Recently, I read, with great interest, a story about a woman who was completely stressed out that her child’s pump malfunctioned. She went on and on about how her entire life was now upside down and she had been fighting with all sorts of people on the phone to get it fixed immediately and she was in a rant about how she and her child would EVER survive. I’m reading this entire scenario on-line and finally I wrote:
Why not just give your child shots until the pump situation is corrected?
Yesterday I wrote about the possibility of failure in technology. Today I ask; should there be a failure in technology, what is your back-up plan? What is your “B” plan? What is your alternative course of action when ‘life’ hits? Have we become so dependent on our world of technology that we just assume it will always be okay?
That is a mistake.
Years ago I read about a mom who was stressing about what could happen at an airport with her child as they went through security. She was overly stressed about all of the possible airport scenarios of bells and whistles going off, and pat-downs, and ‘all of the stress’ that would be added to her child’s life upon reaching security.
I wrote to her: “Why wait?” I then suggested that she run a few scenarios at home before she got to the airport. I suggested that she not call it a game but rather tell her daughter what happens at an airport; take a tool from the garage that she may not recognize that sort of resembles a wand and have her lift up her arms and do what a TSA officer might do. Do that once every two or three weeks until it is time to actually leave and it will be second nature to her.
The same with a back-up plan. Now if you wait until such time that the pump breaks, the stress level will already be on the rise. In advance; this weekend; today; all in advance; show your child what will be used if you have to inject insulin because the pump does not work. Make them part of the process ‘in the calm’ and not in an overly charged stressful situation; you will lose that battle. Open it, look at it, show them and instruct your child without inflection when showing the needle at the end of ‘a pen’ syringe. Discuss it and make it normal.

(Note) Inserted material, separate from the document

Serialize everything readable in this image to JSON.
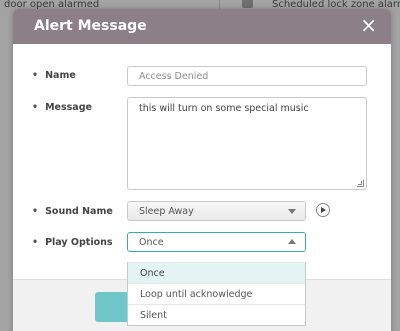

Kids will be fine with most things as long as they are not being shocked or surprised with it; so go over back-up plans in advance of when they will be needed. You will be glad you did.
With that in mind, also run a few ’emergencies’ with your spouse/partner with expired emergency glucagon. DO NOT wait for the first time you use it to be in the case of an actual emergency; you will be glad you ‘rehearsed’ that scenario as well.
No one opens in a show on Broadway without much rehearsal to get it right. ‘Rehearsing’ in life for REAL situations is so much more important, don’t you think?
I am a diabetes dad.
By Tom Karlya